Moreover, the cessation of smoking can yield remarkable long-term health benefits. Within a matter of weeks, individuals who quit can experience substantial improvements in lung function and a reduced likelihood of developing cardiovascular diseases. Additionally, their sense of taste and smell can enhance, and the overall appearance of their skin may become more vibrant and healthy-looking.
Gaining an understanding of the potential side effects of quitting smoking can help you better navigate the challenges and maintain motivation on your journey to a smoke-free lifestyle. While the initial discomfort might prove challenging, the vast benefits of quitting far outweigh the transient side effects.
When you finally make the courageous decision to quit smoking, you can expect both positive and negative effects on your body. While the long-term benefits of quitting are widely acknowledged, the immediate aftermath may present some challenges.

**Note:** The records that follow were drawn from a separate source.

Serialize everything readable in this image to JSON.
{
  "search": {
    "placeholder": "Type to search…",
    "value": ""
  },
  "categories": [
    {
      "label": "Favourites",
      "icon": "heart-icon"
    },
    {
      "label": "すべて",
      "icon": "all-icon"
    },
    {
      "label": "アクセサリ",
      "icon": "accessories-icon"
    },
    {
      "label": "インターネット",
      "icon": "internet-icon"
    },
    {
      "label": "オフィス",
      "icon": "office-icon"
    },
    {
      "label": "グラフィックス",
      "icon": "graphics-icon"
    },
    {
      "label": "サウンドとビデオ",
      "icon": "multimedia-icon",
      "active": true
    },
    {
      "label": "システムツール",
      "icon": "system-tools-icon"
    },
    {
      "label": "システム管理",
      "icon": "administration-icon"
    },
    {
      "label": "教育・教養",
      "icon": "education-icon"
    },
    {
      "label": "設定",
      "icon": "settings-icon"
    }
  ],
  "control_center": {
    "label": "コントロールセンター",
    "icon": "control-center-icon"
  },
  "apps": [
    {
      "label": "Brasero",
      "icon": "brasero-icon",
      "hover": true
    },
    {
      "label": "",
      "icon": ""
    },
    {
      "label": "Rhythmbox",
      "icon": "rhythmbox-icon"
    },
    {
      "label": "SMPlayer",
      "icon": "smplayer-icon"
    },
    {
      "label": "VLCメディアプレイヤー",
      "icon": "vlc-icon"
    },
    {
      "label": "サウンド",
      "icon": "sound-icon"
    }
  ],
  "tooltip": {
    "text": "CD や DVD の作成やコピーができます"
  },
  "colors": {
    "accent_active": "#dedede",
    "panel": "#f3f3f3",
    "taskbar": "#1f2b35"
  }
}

Here are some common side effects you might encounter along your journey of becoming smoke-free:
One of the most prevalent consequences of kicking the smoking habit is nicotine withdrawal. Nicotine, being an incredibly addictive substance found in cigarettes, gradually takes its toll on your system. As you terminate its consumption, you may face undesirable symptoms such as irritability, intense cravings, anxiety pangs, and difficulty focusing. These symptoms might persist for a few days or even several weeks, depending on the individual.
Embarking on a smoke-free journey may also subject you to physical discomfort. Common discomforts include headaches, dizziness, persistent coughs, a scratchy throat, and an increased appetite. Your body undergoes a healing process to repair the damages inflicted by smoking and to adapt to the absence of nicotine. However, fret not, as these nuisances typically diminish within the initial weeks of quitting.
Stepping away from tobacco products can elicit emotional changes. You might experience irritability, mood swings, or restlessness. Such emotional turbulence can be attributed to the withdrawal of nicotine, which disrupts the regulation of certain chemicals in your brain. But there’s light at the end of the tunnel as these emotional fluctuations are temporary and tend to improve as your body adjusts to a cigarette-free life.
Many ex-smokers encounter sleep disturbances following their decision to quit. Falling asleep might become a daunting task, with frequent awakenings and vivid dreams interrupting your rest. These disruptions are natural responses as your body adapts to the absence of nicotine, but you can take solace in the fact that they usually resolve over time.
Setting aside the temporary side effects, quitting smoking brings about a plethora of long-term health improvements. Within hours of giving up cigarettes, your heart rate and blood pressure start normalizing. Over time, your lung function improves, and your risk of heart disease and cancer decreases significantly. Consequently, your general health and well-being experience a remarkable upturn.
It’s essential to bear in mind that each individual’s quitting experience is unique. While some may encounter severe side effects, others could have a relatively smooth transition. If you find yourself struggling, don’t hesitate to seek support from healthcare professionals or enroll in a cessation program, as these resources can escalate your chances of successfully quitting smoking.